Dataset entries:
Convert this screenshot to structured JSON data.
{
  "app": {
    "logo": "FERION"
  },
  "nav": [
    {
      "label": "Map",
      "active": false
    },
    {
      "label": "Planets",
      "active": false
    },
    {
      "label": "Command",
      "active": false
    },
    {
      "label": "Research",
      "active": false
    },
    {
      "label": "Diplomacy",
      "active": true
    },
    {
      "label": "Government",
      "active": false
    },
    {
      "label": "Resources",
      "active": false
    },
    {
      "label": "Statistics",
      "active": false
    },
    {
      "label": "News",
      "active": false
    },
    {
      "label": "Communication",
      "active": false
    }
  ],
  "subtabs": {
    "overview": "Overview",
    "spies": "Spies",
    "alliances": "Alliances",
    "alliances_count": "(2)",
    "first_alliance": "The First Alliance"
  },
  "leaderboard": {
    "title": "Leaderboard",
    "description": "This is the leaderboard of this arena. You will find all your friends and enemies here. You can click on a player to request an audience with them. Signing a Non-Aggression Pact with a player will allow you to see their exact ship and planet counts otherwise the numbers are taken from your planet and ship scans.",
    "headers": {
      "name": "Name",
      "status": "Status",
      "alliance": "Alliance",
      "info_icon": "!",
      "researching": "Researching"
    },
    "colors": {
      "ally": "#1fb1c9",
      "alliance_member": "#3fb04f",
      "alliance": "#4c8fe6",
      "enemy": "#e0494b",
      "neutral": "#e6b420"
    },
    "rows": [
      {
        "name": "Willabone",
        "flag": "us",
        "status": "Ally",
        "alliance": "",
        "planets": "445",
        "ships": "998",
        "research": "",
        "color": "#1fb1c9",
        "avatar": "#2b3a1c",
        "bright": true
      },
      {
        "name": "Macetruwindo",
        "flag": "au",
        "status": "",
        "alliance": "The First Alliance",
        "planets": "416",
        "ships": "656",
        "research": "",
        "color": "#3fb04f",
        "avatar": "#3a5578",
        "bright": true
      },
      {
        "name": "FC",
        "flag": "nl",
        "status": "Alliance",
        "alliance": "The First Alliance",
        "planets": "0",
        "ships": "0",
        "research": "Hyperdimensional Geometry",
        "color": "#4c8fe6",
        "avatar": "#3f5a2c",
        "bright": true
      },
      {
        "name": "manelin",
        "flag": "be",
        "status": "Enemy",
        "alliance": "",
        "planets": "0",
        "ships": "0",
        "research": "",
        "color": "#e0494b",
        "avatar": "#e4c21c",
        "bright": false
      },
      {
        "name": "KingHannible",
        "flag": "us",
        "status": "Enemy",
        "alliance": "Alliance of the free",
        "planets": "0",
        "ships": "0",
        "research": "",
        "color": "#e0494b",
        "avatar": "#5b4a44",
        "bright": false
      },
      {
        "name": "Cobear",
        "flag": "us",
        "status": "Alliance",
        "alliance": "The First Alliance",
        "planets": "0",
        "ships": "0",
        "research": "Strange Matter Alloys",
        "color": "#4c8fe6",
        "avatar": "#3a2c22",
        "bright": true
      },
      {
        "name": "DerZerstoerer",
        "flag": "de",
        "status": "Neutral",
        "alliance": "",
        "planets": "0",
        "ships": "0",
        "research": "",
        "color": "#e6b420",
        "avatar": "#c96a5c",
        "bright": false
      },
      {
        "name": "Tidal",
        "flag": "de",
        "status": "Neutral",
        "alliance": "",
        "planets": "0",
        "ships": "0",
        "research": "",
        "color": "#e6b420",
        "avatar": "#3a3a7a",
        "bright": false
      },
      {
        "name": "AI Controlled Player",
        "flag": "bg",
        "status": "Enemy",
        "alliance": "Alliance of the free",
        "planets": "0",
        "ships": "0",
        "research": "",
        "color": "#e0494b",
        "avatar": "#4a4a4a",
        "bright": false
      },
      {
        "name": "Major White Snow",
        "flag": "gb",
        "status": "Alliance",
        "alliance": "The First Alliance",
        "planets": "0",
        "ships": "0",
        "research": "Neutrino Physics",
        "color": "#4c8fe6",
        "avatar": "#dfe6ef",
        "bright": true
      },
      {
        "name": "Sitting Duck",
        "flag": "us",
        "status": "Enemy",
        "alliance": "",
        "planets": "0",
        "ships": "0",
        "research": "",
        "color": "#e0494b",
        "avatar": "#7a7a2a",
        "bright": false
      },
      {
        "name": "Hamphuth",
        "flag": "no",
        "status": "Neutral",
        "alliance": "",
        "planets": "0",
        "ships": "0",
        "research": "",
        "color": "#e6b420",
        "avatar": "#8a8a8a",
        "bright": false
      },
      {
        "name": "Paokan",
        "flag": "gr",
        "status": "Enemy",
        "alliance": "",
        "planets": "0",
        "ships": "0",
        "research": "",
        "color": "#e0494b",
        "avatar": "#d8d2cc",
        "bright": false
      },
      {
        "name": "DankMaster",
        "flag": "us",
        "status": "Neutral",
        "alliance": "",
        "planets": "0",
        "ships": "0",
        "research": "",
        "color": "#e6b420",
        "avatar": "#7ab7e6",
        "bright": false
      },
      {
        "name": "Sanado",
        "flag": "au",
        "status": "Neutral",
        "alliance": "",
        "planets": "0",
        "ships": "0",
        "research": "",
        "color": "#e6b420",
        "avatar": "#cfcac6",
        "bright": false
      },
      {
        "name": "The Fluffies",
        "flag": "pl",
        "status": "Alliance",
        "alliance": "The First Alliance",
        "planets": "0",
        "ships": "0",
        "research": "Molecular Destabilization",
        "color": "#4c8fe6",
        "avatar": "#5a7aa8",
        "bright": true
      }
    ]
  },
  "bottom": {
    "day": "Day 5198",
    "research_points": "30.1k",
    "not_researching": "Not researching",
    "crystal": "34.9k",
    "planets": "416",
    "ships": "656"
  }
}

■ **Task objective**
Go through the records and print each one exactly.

■ **Answer to this problem**
Convert this screenshot to structured JSON data.
{
  "app": {
    "logo": "FERION"
  },
  "nav": [
    {
      "label": "Map",
      "active": false
    },
    {
      "label": "Planets",
      "active": false
    },
    {
      "label": "Command",
      "active": false
    },
    {
      "label": "Research",
      "active": false
    },
    {
      "label": "Diplomacy",
      "active": true
    },
    {
      "label": "Government",
      "active": false
    },
    {
      "label": "Resources",
      "active": false
    },
    {
      "label": "Statistics",
      "active": false
    },
    {
      "label": "News",
      "active": false
    },
    {
      "label": "Communication",
      "active": false
    }
  ],
  "subtabs": {
    "overview": "Overview",
    "spies": "Spies",
    "alliances": "Alliances",
    "alliances_count": "(2)",
    "first_alliance": "The First Alliance"
  },
  "leaderboard": {
    "title": "Leaderboard",
    "description": "This is the leaderboard of this arena. You will find all your friends and enemies here. You can click on a player to request an audience with them. Signing a Non-Aggression Pact with a player will allow you to see their exact ship and planet counts otherwise the numbers are taken from your planet and ship scans.",
    "headers": {
      "name": "Name",
      "status": "Status",
      "alliance": "Alliance",
      "info_icon": "!",
      "researching": "Researching"
    },
    "colors": {
      "ally": "#1fb1c9",
      "alliance_member": "#3fb04f",
      "alliance": "#4c8fe6",
      "enemy": "#e0494b",
      "neutral": "#e6b420"
    },
    "rows": [
      {
        "name": "Willabone",
        "flag": "us",
        "status": "Ally",
        "alliance": "",
        "planets": "445",
        "ships": "998",
        "research": "",
        "color": "#1fb1c9",
        "avatar": "#2b3a1c",
        "bright": true
      },
      {
        "name": "Macetruwindo",
        "flag": "au",
        "status": "",
        "alliance": "The First Alliance",
        "planets": "416",
        "ships": "656",
        "research": "",
        "color": "#3fb04f",
        "avatar": "#3a5578",
        "bright": true
      },
      {
        "name": "FC",
        "flag": "nl",
        "status": "Alliance",
        "alliance": "The First Alliance",
        "planets": "0",
        "ships": "0",
        "research": "Hyperdimensional Geometry",
        "color": "#4c8fe6",
        "avatar": "#3f5a2c",
        "bright": true
      },
      {
        "name": "manelin",
        "flag": "be",
        "status": "Enemy",
        "alliance": "",
        "planets": "0",
        "ships": "0",
        "research": "",
        "color": "#e0494b",
        "avatar": "#e4c21c",
        "bright": false
      },
      {
        "name": "KingHannible",
        "flag": "us",
        "status": "Enemy",
        "alliance": "Alliance of the free",
        "planets": "0",
        "ships": "0",
        "research": "",
        "color": "#e0494b",
        "avatar": "#5b4a44",
        "bright": false
      },
      {
        "name": "Cobear",
        "flag": "us",
        "status": "Alliance",
        "alliance": "The First Alliance",
        "planets": "0",
        "ships": "0",
        "research": "Strange Matter Alloys",
        "color": "#4c8fe6",
        "avatar": "#3a2c22",
        "bright": true
      },
      {
        "name": "DerZerstoerer",
        "flag": "de",
        "status": "Neutral",
        "alliance": "",
        "planets": "0",
        "ships": "0",
        "research": "",
        "color": "#e6b420",
        "avatar": "#c96a5c",
        "bright": false
      },
      {
        "name": "Tidal",
        "flag": "de",
        "status": "Neutral",
        "alliance": "",
        "planets": "0",
        "ships": "0",
        "research": "",
        "color": "#e6b420",
        "avatar": "#3a3a7a",
        "bright": false
      },
      {
        "name": "AI Controlled Player",
        "flag": "bg",
        "status": "Enemy",
        "alliance": "Alliance of the free",
        "planets": "0",
        "ships": "0",
        "research": "",
        "color": "#e0494b",
        "avatar": "#4a4a4a",
        "bright": false
      },
      {
        "name": "Major White Snow",
        "flag": "gb",
        "status": "Alliance",
        "alliance": "The First Alliance",
        "planets": "0",
        "ships": "0",
        "research": "Neutrino Physics",
        "color": "#4c8fe6",
        "avatar": "#dfe6ef",
        "bright": true
      },
      {
        "name": "Sitting Duck",
        "flag": "us",
        "status": "Enemy",
        "alliance": "",
        "planets": "0",
        "ships": "0",
        "research": "",
        "color": "#e0494b",
        "avatar": "#7a7a2a",
        "bright": false
      },
      {
        "name": "Hamphuth",
        "flag": "no",
        "status": "Neutral",
        "alliance": "",
        "planets": "0",
        "ships": "0",
        "research": "",
        "color": "#e6b420",
        "avatar": "#8a8a8a",
        "bright": false
      },
      {
        "name": "Paokan",
        "flag": "gr",
        "status": "Enemy",
        "alliance": "",
        "planets": "0",
        "ships": "0",
        "research": "",
        "color": "#e0494b",
        "avatar": "#d8d2cc",
        "bright": false
      },
      {
        "name": "DankMaster",
        "flag": "us",
        "status": "Neutral",
        "alliance": "",
        "planets": "0",
        "ships": "0",
        "research": "",
        "color": "#e6b420",
        "avatar": "#7ab7e6",
        "bright": false
      },
      {
        "name": "Sanado",
        "flag": "au",
        "status": "Neutral",
        "alliance": "",
        "planets": "0",
        "ships": "0",
        "research": "",
        "color": "#e6b420",
        "avatar": "#cfcac6",
        "bright": false
      },
      {
        "name": "The Fluffies",
        "flag": "pl",
        "status": "Alliance",
        "alliance": "The First Alliance",
        "planets": "0",
        "ships": "0",
        "research": "Molecular Destabilization",
        "color": "#4c8fe6",
        "avatar": "#5a7aa8",
        "bright": true
      }
    ]
  },
  "bottom": {
    "day": "Day 5198",
    "research_points": "30.1k",
    "not_researching": "Not researching",
    "crystal": "34.9k",
    "planets": "416",
    "ships": "656"
  }
}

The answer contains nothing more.